This book set up an interesting plot: What if Sherlock Holmes was hired to ferret out the Phantom? Watson (who is really rather disparaged in this book) is discarded in favor of Sherlock's cousin, Henry Vernier, and the two set off to Paris in search of the infamous Phantom of the Opera. The character of Erik (the Phantom) is done rather well, as are Raoul and Christine. There are some minor plot alterations to fit in Holmes and Vernier, but none that really detract from the original Phantom of the Opera story.
I could have rated this book higher if not by the annoying replacement of Dr. Watson as the default narrator. Instead of Watson we get a "Dr. Vernier", a supposed French cousin of Holmes.

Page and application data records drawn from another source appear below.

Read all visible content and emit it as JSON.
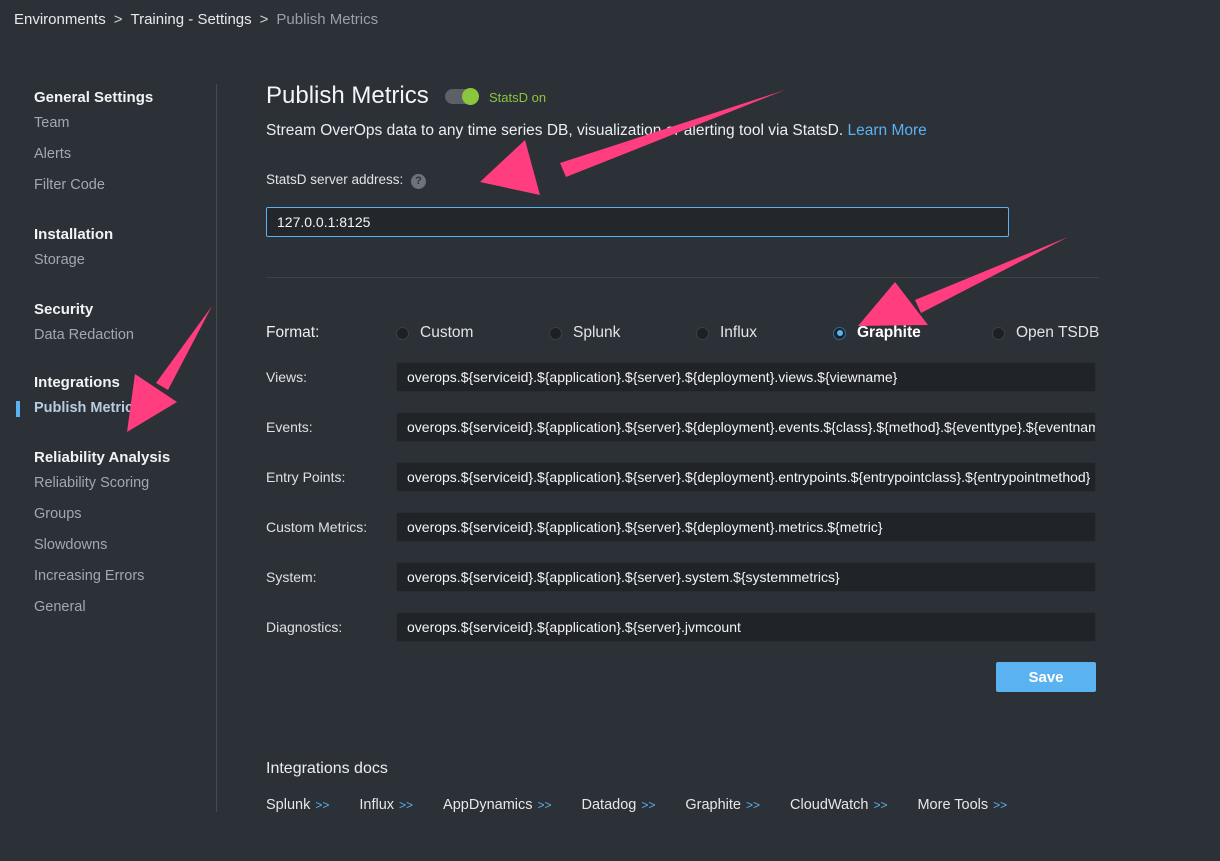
{
  "breadcrumb": {
    "items": [
      "Environments",
      "Training - Settings",
      "Publish Metrics"
    ],
    "separator": ">"
  },
  "sidebar": {
    "groups": [
      {
        "title": "General Settings",
        "items": [
          "Team",
          "Alerts",
          "Filter Code"
        ]
      },
      {
        "title": "Installation",
        "items": [
          "Storage"
        ]
      },
      {
        "title": "Security",
        "items": [
          "Data Redaction"
        ]
      },
      {
        "title": "Integrations",
        "items": [
          "Publish Metrics"
        ]
      },
      {
        "title": "Reliability Analysis",
        "items": [
          "Reliability Scoring",
          "Groups",
          "Slowdowns",
          "Increasing Errors",
          "General"
        ]
      }
    ],
    "active_item": "Publish Metrics"
  },
  "header": {
    "title": "Publish Metrics",
    "toggle_label": "StatsD on",
    "toggle_on": true,
    "description": "Stream OverOps data to any time series DB, visualization or alerting tool via StatsD.",
    "learn_more": "Learn More"
  },
  "address": {
    "label": "StatsD server address:",
    "help": "?",
    "value": "127.0.0.1:8125"
  },
  "format": {
    "label": "Format:",
    "options": [
      "Custom",
      "Splunk",
      "Influx",
      "Graphite",
      "Open TSDB"
    ],
    "selected": "Graphite"
  },
  "rows": [
    {
      "label": "Views:",
      "value": "overops.${serviceid}.${application}.${server}.${deployment}.views.${viewname}"
    },
    {
      "label": "Events:",
      "value": "overops.${serviceid}.${application}.${server}.${deployment}.events.${class}.${method}.${eventtype}.${eventname}"
    },
    {
      "label": "Entry Points:",
      "value": "overops.${serviceid}.${application}.${server}.${deployment}.entrypoints.${entrypointclass}.${entrypointmethod}"
    },
    {
      "label": "Custom Metrics:",
      "value": "overops.${serviceid}.${application}.${server}.${deployment}.metrics.${metric}"
    },
    {
      "label": "System:",
      "value": "overops.${serviceid}.${application}.${server}.system.${systemmetrics}"
    },
    {
      "label": "Diagnostics:",
      "value": "overops.${serviceid}.${application}.${server}.jvmcount"
    }
  ],
  "save_label": "Save",
  "docs": {
    "title": "Integrations docs",
    "links": [
      "Splunk",
      "Influx",
      "AppDynamics",
      "Datadog",
      "Graphite",
      "CloudWatch",
      "More Tools"
    ],
    "arrow": ">>"
  },
  "colors": {
    "background": "#2c3037",
    "accent": "#5bb2f0",
    "toggle_on": "#8cc63f",
    "annotation_arrow": "#ff3d7f"
  }
}
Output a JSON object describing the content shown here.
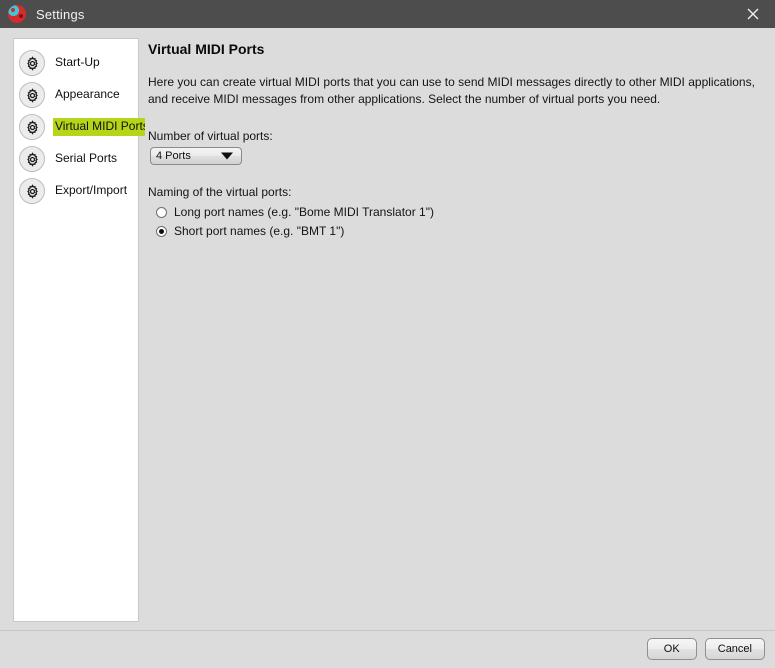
{
  "window": {
    "title": "Settings",
    "app_icon": "bome-logo-icon",
    "close_icon": "close-icon",
    "titlebar_color": "#4d4d4d",
    "background_color": "#dcdcdc"
  },
  "sidebar": {
    "items": [
      {
        "label": "Start-Up",
        "icon": "gear-icon",
        "selected": false
      },
      {
        "label": "Appearance",
        "icon": "gear-icon",
        "selected": false
      },
      {
        "label": "Virtual MIDI Ports",
        "icon": "gear-icon",
        "selected": true
      },
      {
        "label": "Serial Ports",
        "icon": "gear-icon",
        "selected": false
      },
      {
        "label": "Export/Import",
        "icon": "gear-icon",
        "selected": false
      }
    ],
    "highlight_color": "#b5d519"
  },
  "main": {
    "title": "Virtual MIDI Ports",
    "description": "Here you can create virtual MIDI ports that you can use to send MIDI messages directly to other MIDI applications, and receive MIDI messages from other applications. Select the number of virtual ports you need.",
    "ports_label": "Number of virtual ports:",
    "ports_dropdown": {
      "value": "4 Ports",
      "arrow_icon": "chevron-down-icon"
    },
    "naming_label": "Naming of the virtual ports:",
    "naming_options": [
      {
        "label": "Long port names (e.g. \"Bome MIDI Translator 1\")",
        "selected": false
      },
      {
        "label": "Short port names (e.g. \"BMT 1\")",
        "selected": true
      }
    ]
  },
  "footer": {
    "ok_label": "OK",
    "cancel_label": "Cancel"
  }
}
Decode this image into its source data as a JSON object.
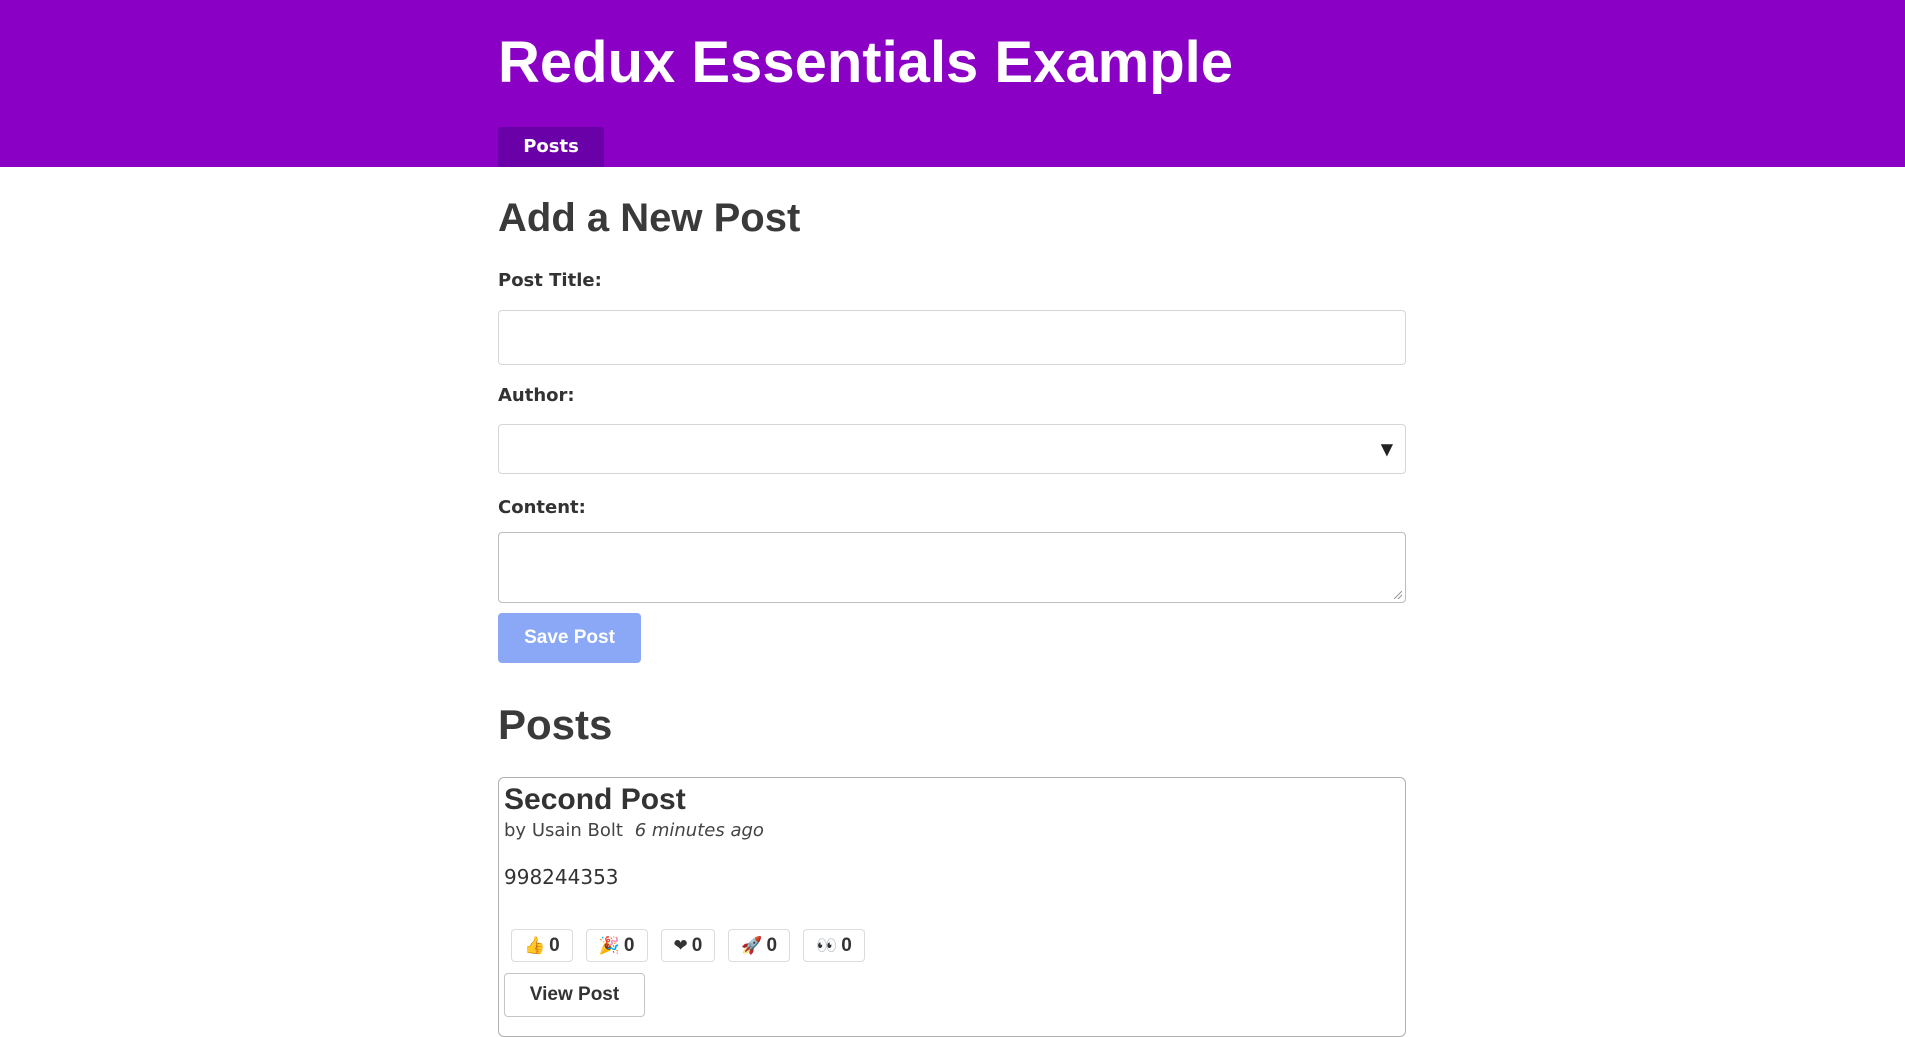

Kinda fun to read a crossover fanfic of Sherlock Holmes/Phantom of the Opera in pro format .
The overarching plot of a mysterious being haunting the Opera and mentoring a young soprano remains the same; with a Holmes made less a figure only of cold reason and some changes in sub-plots, the story was fresh enough that I was still uncertain whether the Phantom is supernatural even knowing the original. Viewed as gothic detective fiction rather than a Sherlock Holmes story, the novel is well written.